## PROBLEM TO WORK ON:
What the task needs is every record repeated exactly, nothing more.
======== DATA ========
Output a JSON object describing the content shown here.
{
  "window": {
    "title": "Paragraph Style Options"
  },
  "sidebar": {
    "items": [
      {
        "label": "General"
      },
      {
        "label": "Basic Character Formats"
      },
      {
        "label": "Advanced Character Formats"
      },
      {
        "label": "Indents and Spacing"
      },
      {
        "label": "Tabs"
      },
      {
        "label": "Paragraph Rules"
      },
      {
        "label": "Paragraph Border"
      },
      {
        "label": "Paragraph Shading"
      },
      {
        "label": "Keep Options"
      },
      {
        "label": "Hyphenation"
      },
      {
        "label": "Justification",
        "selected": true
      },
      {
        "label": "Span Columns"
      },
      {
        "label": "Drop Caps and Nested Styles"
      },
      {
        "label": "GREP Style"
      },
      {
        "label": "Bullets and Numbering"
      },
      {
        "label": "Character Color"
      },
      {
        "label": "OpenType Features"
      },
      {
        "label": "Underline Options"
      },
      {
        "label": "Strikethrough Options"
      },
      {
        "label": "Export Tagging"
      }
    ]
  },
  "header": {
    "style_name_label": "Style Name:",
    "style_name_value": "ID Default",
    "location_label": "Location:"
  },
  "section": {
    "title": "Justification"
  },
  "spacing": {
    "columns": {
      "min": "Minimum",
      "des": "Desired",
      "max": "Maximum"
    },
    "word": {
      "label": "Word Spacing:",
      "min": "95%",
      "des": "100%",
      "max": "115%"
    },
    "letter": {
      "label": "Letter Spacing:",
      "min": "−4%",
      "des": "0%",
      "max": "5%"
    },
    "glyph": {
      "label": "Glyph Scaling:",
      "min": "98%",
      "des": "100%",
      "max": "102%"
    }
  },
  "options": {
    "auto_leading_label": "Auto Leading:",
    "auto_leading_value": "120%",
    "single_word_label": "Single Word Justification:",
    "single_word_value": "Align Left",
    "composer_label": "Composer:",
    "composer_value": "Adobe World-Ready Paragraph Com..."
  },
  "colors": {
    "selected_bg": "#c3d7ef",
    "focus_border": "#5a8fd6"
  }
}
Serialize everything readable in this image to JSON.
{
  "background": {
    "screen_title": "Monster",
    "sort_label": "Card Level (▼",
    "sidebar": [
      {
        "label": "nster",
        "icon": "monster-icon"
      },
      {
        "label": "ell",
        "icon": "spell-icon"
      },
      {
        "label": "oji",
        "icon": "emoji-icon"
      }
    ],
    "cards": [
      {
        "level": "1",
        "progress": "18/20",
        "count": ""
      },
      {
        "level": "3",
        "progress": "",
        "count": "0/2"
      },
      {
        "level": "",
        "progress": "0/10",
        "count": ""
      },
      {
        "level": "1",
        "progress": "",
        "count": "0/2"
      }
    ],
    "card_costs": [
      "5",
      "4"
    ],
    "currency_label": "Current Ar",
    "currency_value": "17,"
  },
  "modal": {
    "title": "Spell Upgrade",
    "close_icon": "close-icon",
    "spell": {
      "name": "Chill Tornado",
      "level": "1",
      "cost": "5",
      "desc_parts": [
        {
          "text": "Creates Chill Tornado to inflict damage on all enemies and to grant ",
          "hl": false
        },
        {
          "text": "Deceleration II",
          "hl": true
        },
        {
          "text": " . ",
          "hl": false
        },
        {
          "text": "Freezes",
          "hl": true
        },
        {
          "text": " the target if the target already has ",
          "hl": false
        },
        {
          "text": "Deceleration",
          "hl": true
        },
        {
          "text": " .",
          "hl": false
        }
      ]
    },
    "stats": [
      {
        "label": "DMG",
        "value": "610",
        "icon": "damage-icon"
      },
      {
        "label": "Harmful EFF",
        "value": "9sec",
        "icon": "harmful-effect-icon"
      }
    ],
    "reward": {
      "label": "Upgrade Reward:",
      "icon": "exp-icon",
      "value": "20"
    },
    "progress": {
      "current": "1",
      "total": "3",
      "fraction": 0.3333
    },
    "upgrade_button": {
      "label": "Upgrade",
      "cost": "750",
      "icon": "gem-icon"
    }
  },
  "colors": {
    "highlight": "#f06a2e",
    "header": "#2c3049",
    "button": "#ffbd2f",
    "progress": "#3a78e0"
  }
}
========
## SOLUTION TO THIS TASK:
Output a JSON object describing the content shown here.
{
  "window": {
    "title": "Paragraph Style Options"
  },
  "sidebar": {
    "items": [
      {
        "label": "General"
      },
      {
        "label": "Basic Character Formats"
      },
      {
        "label": "Advanced Character Formats"
      },
      {
        "label": "Indents and Spacing"
      },
      {
        "label": "Tabs"
      },
      {
        "label": "Paragraph Rules"
      },
      {
        "label": "Paragraph Border"
      },
      {
        "label": "Paragraph Shading"
      },
      {
        "label": "Keep Options"
      },
      {
        "label": "Hyphenation"
      },
      {
        "label": "Justification",
        "selected": true
      },
      {
        "label": "Span Columns"
      },
      {
        "label": "Drop Caps and Nested Styles"
      },
      {
        "label": "GREP Style"
      },
      {
        "label": "Bullets and Numbering"
      },
      {
        "label": "Character Color"
      },
      {
        "label": "OpenType Features"
      },
      {
        "label": "Underline Options"
      },
      {
        "label": "Strikethrough Options"
      },
      {
        "label": "Export Tagging"
      }
    ]
  },
  "header": {
    "style_name_label": "Style Name:",
    "style_name_value": "ID Default",
    "location_label": "Location:"
  },
  "section": {
    "title": "Justification"
  },
  "spacing": {
    "columns": {
      "min": "Minimum",
      "des": "Desired",
      "max": "Maximum"
    },
    "word": {
      "label": "Word Spacing:",
      "min": "95%",
      "des": "100%",
      "max": "115%"
    },
    "letter": {
      "label": "Letter Spacing:",
      "min": "−4%",
      "des": "0%",
      "max": "5%"
    },
    "glyph": {
      "label": "Glyph Scaling:",
      "min": "98%",
      "des": "100%",
      "max": "102%"
    }
  },
  "options": {
    "auto_leading_label": "Auto Leading:",
    "auto_leading_value": "120%",
    "single_word_label": "Single Word Justification:",
    "single_word_value": "Align Left",
    "composer_label": "Composer:",
    "composer_value": "Adobe World-Ready Paragraph Com..."
  },
  "colors": {
    "selected_bg": "#c3d7ef",
    "focus_border": "#5a8fd6"
  }
}
Serialize everything readable in this image to JSON.
{
  "background": {
    "screen_title": "Monster",
    "sort_label": "Card Level (▼",
    "sidebar": [
      {
        "label": "nster",
        "icon": "monster-icon"
      },
      {
        "label": "ell",
        "icon": "spell-icon"
      },
      {
        "label": "oji",
        "icon": "emoji-icon"
      }
    ],
    "cards": [
      {
        "level": "1",
        "progress": "18/20",
        "count": ""
      },
      {
        "level": "3",
        "progress": "",
        "count": "0/2"
      },
      {
        "level": "",
        "progress": "0/10",
        "count": ""
      },
      {
        "level": "1",
        "progress": "",
        "count": "0/2"
      }
    ],
    "card_costs": [
      "5",
      "4"
    ],
    "currency_label": "Current Ar",
    "currency_value": "17,"
  },
  "modal": {
    "title": "Spell Upgrade",
    "close_icon": "close-icon",
    "spell": {
      "name": "Chill Tornado",
      "level": "1",
      "cost": "5",
      "desc_parts": [
        {
          "text": "Creates Chill Tornado to inflict damage on all enemies and to grant ",
          "hl": false
        },
        {
          "text": "Deceleration II",
          "hl": true
        },
        {
          "text": " . ",
          "hl": false
        },
        {
          "text": "Freezes",
          "hl": true
        },
        {
          "text": " the target if the target already has ",
          "hl": false
        },
        {
          "text": "Deceleration",
          "hl": true
        },
        {
          "text": " .",
          "hl": false
        }
      ]
    },
    "stats": [
      {
        "label": "DMG",
        "value": "610",
        "icon": "damage-icon"
      },
      {
        "label": "Harmful EFF",
        "value": "9sec",
        "icon": "harmful-effect-icon"
      }
    ],
    "reward": {
      "label": "Upgrade Reward:",
      "icon": "exp-icon",
      "value": "20"
    },
    "progress": {
      "current": "1",
      "total": "3",
      "fraction": 0.3333
    },
    "upgrade_button": {
      "label": "Upgrade",
      "cost": "750",
      "icon": "gem-icon"
    }
  },
  "colors": {
    "highlight": "#f06a2e",
    "header": "#2c3049",
    "button": "#ffbd2f",
    "progress": "#3a78e0"
  }
}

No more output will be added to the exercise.